German Federal Labour Court decides on Annual Leave Expiry Rules
German law has set limitations on when employees can utilize their accrued vacation leave. According to Section 3 of the Federal Holiday Act (BUrlG), an employee is entitled to at least 24 working days of paid annual leave in each calendar year. Section 7 specifies leaves can be carried over to the next calendar year if there are urgent operational reasons or personal reasons within the first 3 months (i.e. 15 months) of the following calendar year. However, the European Court of Justice (ECJ) has determined that in a certain set of circumstances, above-mentioned Germany’s restriction on vacation entitlements is in conflict with the EU Directive 2003/88/Ec Of The European Parliament and of the Council Of 4 November 2003 Concerning Certain Aspects Of The Organisation Of Working Time [employers are obliged to take initiative for the realization of the paid leave entitlement of every employee].
On December 20, 2022, the German Federal Labor Court (Bundesarbeitsgericht, BAG) released two landmark judgments by the ECJ, wherein it was held that, contrary to the German Federal Leave Act, employees’ annual leave entitlements do not simply expire at the end of the year or on March 31 of the following year. The prerequisite for expiration is that employers inform their employees in advance about the existing leave entitlements and request that employees utilize them before expiration.
No Limitation Period for Annual Leave Commencement
Facts: In the case BAG, 9 AZR 266/20, an employee who was unable to take all of their paid annual leave in previous years due to the excessive amount of work, filed a lawsuit to recover damages. In relation to the leave, the employer had not complied with its responsibilities to communicate with and assist. However, because the employee’s claims were brought after a period of 3 years ( Section 195 BGB- the standard limitation period according to the German Civil Code is for 3 years), the employer used the statute of limitations in support when the case was presented in front of the BAG.
Decision: On September 20, 2022, the ECJ in their preliminary ruling under case C‑120/21 [BAG, 9 AZR 266/20] ruled that the German law regarding the statute of limitations for paid annual leave is not compatible with the European Working Time Directive. It was held that employers must inform employees of their rights and of the consequences of not taking paid annual leave before the start of a limitation period for a paid annual leave entitlement. It further determined that the employer in the case could not invoke a statute of limitations defense if it did not uphold its duties to inform and cooperate. However, if the employer had adhered to the aforementioned responsibilities, the employer might prevent late claims by employees for untaken annual leave.
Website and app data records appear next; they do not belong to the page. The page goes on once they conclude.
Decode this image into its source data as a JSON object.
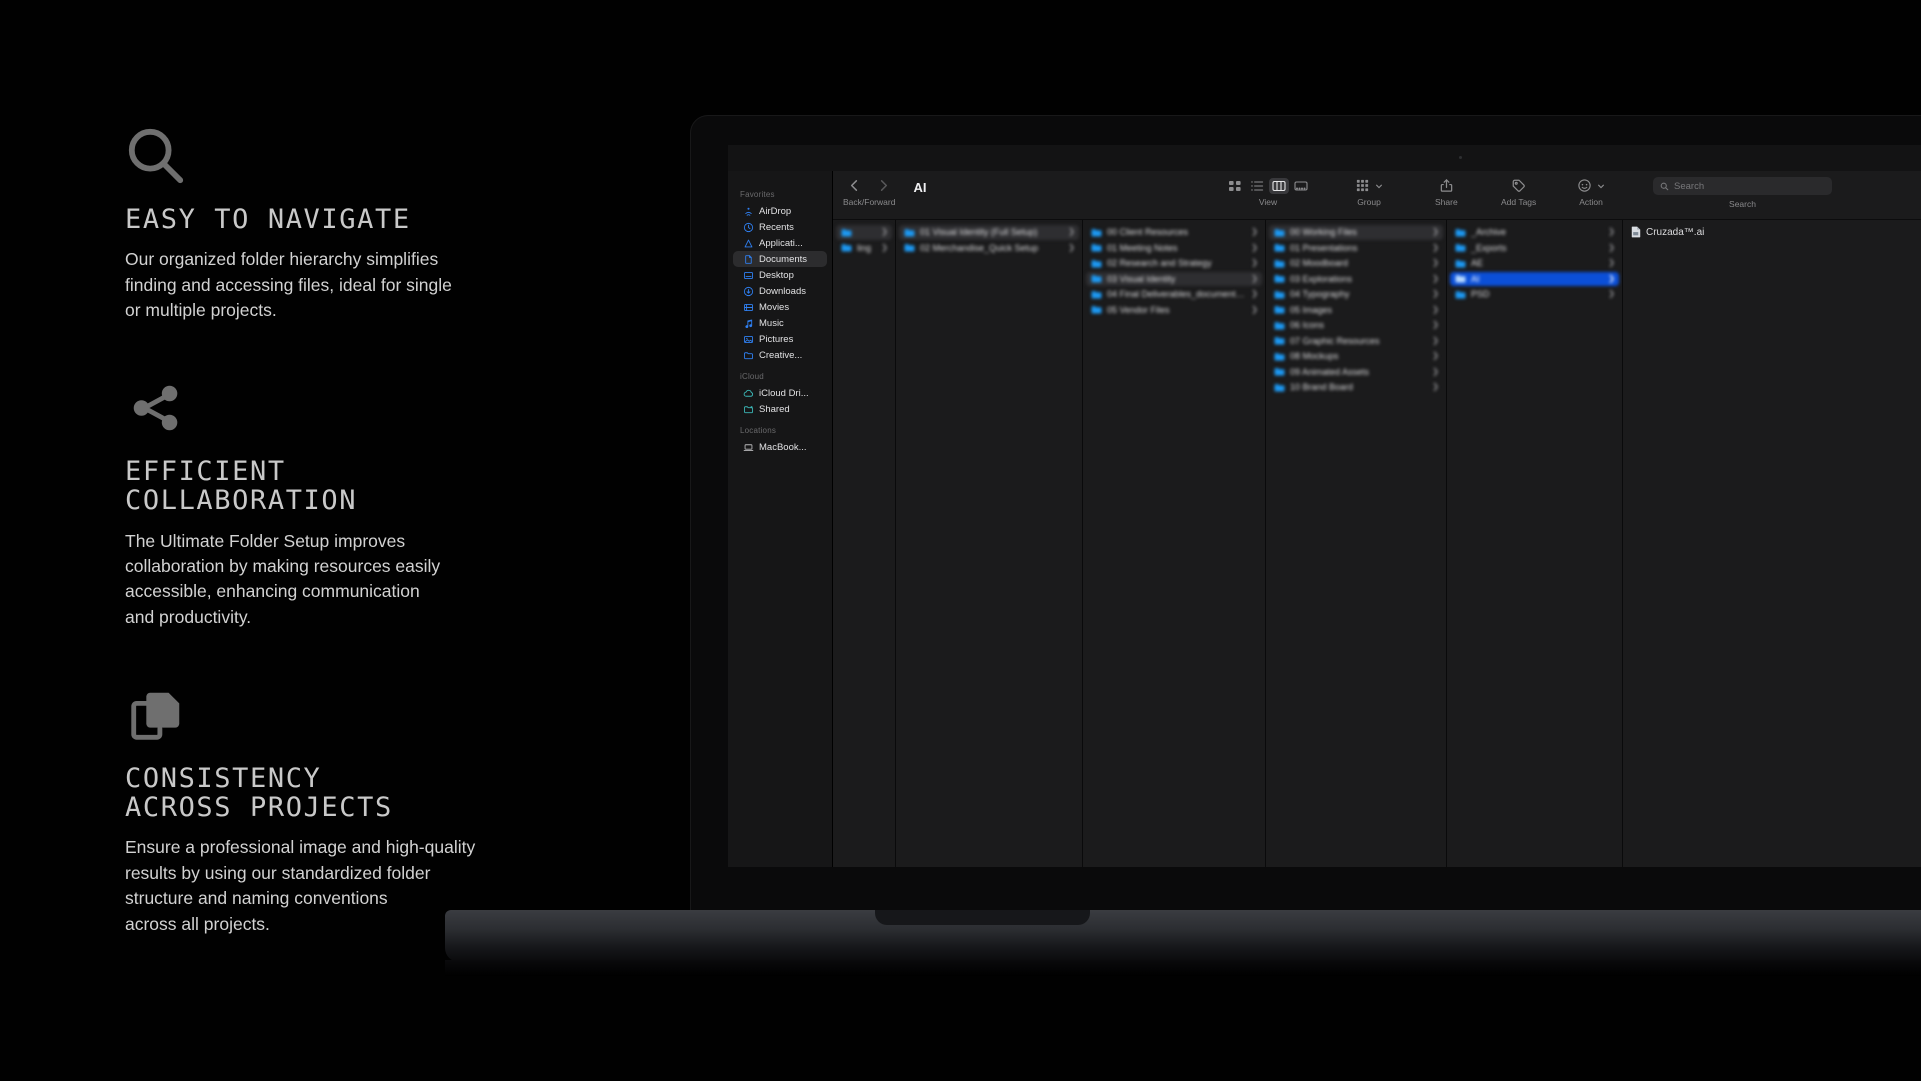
{
  "features": [
    {
      "icon": "magnifier-icon",
      "title": "EASY TO NAVIGATE",
      "body": "Our organized folder hierarchy simplifies\nfinding and accessing files, ideal for single\nor multiple projects."
    },
    {
      "icon": "share-nodes-icon",
      "title": "EFFICIENT\nCOLLABORATION",
      "body": "The Ultimate Folder Setup improves\ncollaboration by making resources easily\naccessible, enhancing communication\nand productivity."
    },
    {
      "icon": "copy-documents-icon",
      "title": "CONSISTENCY\nACROSS PROJECTS",
      "body": "Ensure a professional image and high-quality\nresults by using our standardized folder\nstructure and naming conventions\nacross all projects."
    }
  ],
  "finder": {
    "window_title": "AI",
    "toolbar": {
      "nav_caption": "Back/Forward",
      "back_icon": "chevron-left-icon",
      "forward_icon": "chevron-right-icon",
      "view_caption": "View",
      "view_icon_grid": "icon-view-icon",
      "view_icon_list": "list-view-icon",
      "view_icon_column": "column-view-icon",
      "view_icon_gallery": "gallery-view-icon",
      "group_caption": "Group",
      "group_icon": "group-icon",
      "share_caption": "Share",
      "share_icon": "share-icon",
      "tags_caption": "Add Tags",
      "tags_icon": "tag-icon",
      "action_caption": "Action",
      "action_icon": "action-ellipsis-icon",
      "search_caption": "Search",
      "search_placeholder": "Search",
      "search_icon": "search-icon"
    },
    "sidebar": {
      "sections": [
        {
          "label": "Favorites",
          "items": [
            {
              "label": "AirDrop",
              "icon": "airdrop-icon",
              "selected": false
            },
            {
              "label": "Recents",
              "icon": "clock-icon",
              "selected": false
            },
            {
              "label": "Applicati...",
              "icon": "applications-icon",
              "selected": false
            },
            {
              "label": "Documents",
              "icon": "document-icon",
              "selected": true
            },
            {
              "label": "Desktop",
              "icon": "desktop-icon",
              "selected": false
            },
            {
              "label": "Downloads",
              "icon": "downloads-icon",
              "selected": false
            },
            {
              "label": "Movies",
              "icon": "movies-icon",
              "selected": false
            },
            {
              "label": "Music",
              "icon": "music-note-icon",
              "selected": false
            },
            {
              "label": "Pictures",
              "icon": "pictures-icon",
              "selected": false
            },
            {
              "label": "Creative...",
              "icon": "folder-icon",
              "selected": false
            }
          ]
        },
        {
          "label": "iCloud",
          "items": [
            {
              "label": "iCloud Dri...",
              "icon": "cloud-icon",
              "selected": false
            },
            {
              "label": "Shared",
              "icon": "shared-folder-icon",
              "selected": false
            }
          ]
        },
        {
          "label": "Locations",
          "items": [
            {
              "label": "MacBook...",
              "icon": "laptop-icon",
              "selected": false
            }
          ]
        }
      ]
    },
    "columns": [
      {
        "name": "column-clipped",
        "blurred": true,
        "items": [
          {
            "label": "",
            "selected": false,
            "highlighted": true,
            "has_chevron": true
          },
          {
            "label": "ling",
            "selected": false,
            "highlighted": false,
            "has_chevron": true
          }
        ]
      },
      {
        "name": "column-projects",
        "blurred": true,
        "items": [
          {
            "label": "01 Visual Identity (Full Setup)",
            "selected": false,
            "highlighted": true,
            "has_chevron": true
          },
          {
            "label": "02 Merchandise_Quick Setup",
            "selected": false,
            "highlighted": false,
            "has_chevron": true
          }
        ]
      },
      {
        "name": "column-project-root",
        "blurred": true,
        "items": [
          {
            "label": "00 Client Resources",
            "selected": false,
            "highlighted": false,
            "has_chevron": true
          },
          {
            "label": "01 Meeting Notes",
            "selected": false,
            "highlighted": false,
            "has_chevron": true
          },
          {
            "label": "02 Research and Strategy",
            "selected": false,
            "highlighted": false,
            "has_chevron": true
          },
          {
            "label": "03 Visual Identity",
            "selected": false,
            "highlighted": true,
            "has_chevron": true
          },
          {
            "label": "04 Final Deliverables_documentation",
            "selected": false,
            "highlighted": false,
            "has_chevron": true
          },
          {
            "label": "05 Vendor Files",
            "selected": false,
            "highlighted": false,
            "has_chevron": true
          }
        ]
      },
      {
        "name": "column-visual-identity",
        "blurred": true,
        "items": [
          {
            "label": "00 Working Files",
            "selected": false,
            "highlighted": true,
            "has_chevron": true
          },
          {
            "label": "01 Presentations",
            "selected": false,
            "highlighted": false,
            "has_chevron": true
          },
          {
            "label": "02 Moodboard",
            "selected": false,
            "highlighted": false,
            "has_chevron": true
          },
          {
            "label": "03 Explorations",
            "selected": false,
            "highlighted": false,
            "has_chevron": true
          },
          {
            "label": "04 Typography",
            "selected": false,
            "highlighted": false,
            "has_chevron": true
          },
          {
            "label": "05 Images",
            "selected": false,
            "highlighted": false,
            "has_chevron": true
          },
          {
            "label": "06 Icons",
            "selected": false,
            "highlighted": false,
            "has_chevron": true
          },
          {
            "label": "07 Graphic Resources",
            "selected": false,
            "highlighted": false,
            "has_chevron": true
          },
          {
            "label": "08 Mockups",
            "selected": false,
            "highlighted": false,
            "has_chevron": true
          },
          {
            "label": "09 Animated Assets",
            "selected": false,
            "highlighted": false,
            "has_chevron": true
          },
          {
            "label": "10 Brand Board",
            "selected": false,
            "highlighted": false,
            "has_chevron": true
          }
        ]
      },
      {
        "name": "column-working-files",
        "blurred": true,
        "items": [
          {
            "label": "_Archive",
            "selected": false,
            "highlighted": false,
            "has_chevron": true
          },
          {
            "label": "_Exports",
            "selected": false,
            "highlighted": false,
            "has_chevron": true
          },
          {
            "label": "AE",
            "selected": false,
            "highlighted": false,
            "has_chevron": true
          },
          {
            "label": "AI",
            "selected": true,
            "highlighted": false,
            "has_chevron": true
          },
          {
            "label": "PSD",
            "selected": false,
            "highlighted": false,
            "has_chevron": true
          }
        ]
      }
    ],
    "preview_column": {
      "name": "column-ai-contents",
      "files": [
        {
          "label": "Cruzada™.ai",
          "icon": "illustrator-file-icon"
        }
      ]
    }
  },
  "colors": {
    "selection_blue": "#0b4fd8",
    "folder_blue": "#1d9bf6",
    "sidebar_icon_blue": "#2f7ff0",
    "sidebar_icon_teal": "#3bb6b6",
    "heading_grey": "#c9c9c9",
    "body_grey": "#d2d2d2",
    "icon_grey": "#6f6f6f",
    "background": "#010101"
  }
}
In the light of the ECJ decision, BAG ruled with the decision of ECJ that the paid annual leave entitlement is not subject to the statutory 3-year limitation period if the employer does not effectively allow the employees to take their annual paid leave.
No Automatic Loss of Leave in Case of Illness
Facts: In the case BAG, 9 AZR 245/19, the employee was continuously absent since 2017 due to illness, because of which he had not utilized his annual holidays since 2017. The employer had not asked the employee to take their vacation leave or informed them that such a holiday could expire at the end of the calendar year or the carry-over period. The employee filed a lawsuit claiming their entitlement to 14 days of vacation leave for 2017. The lower courts dismissed the case.
Prior to the below-mentioned ECJ ruling, according to Section 7 (3) of the Federal Leave Act, vacation must be granted and taken in the course of the current calendar year. The carrying-over of leave to the next calendar year shall be permitted only if justified on compelling operational grounds or for reasons personal to the employee. If leave is carried over, it must be granted and taken during the first 3 months of the following calendar year.
Decision: In two similar cases on September 22, 2022- C-518/20 and C-727/20, which were joined and decided together- the ECJ in their preliminary ruling once again dealt with the German regulations on the forfeiture of paid annual leave entitlements wherein the statutory paid annual leave of employees who are unable to take it due to illness, terminate after 15 months. The ECJ states that this restriction only applies if the employer met the obligation to inform an employee and cooperate with regard to statutory paid leave requirements in the year in which the employee became ill.
The BAG reasserted this position of ECJ that the 15-month period only applies if the employer has fulfilled its obligation to inform an employee of the annual leave entitlement and expiry.
The two judgments that were published just before the end of the year make it quite apparent how crucial it is for employers to uphold their duties of cooperation with regard to holiday claims. The aforementioned rulings make the need of an hour for employers to keep track of the number of untaken paid leave days for each employee. If an employee has not requested or taken their annual leave by the middle of the year, it is advisable to notify the employee’s attention of the number of remaining leave days and to ask them to request outstanding leave days for the current calendar year prior to its expiry.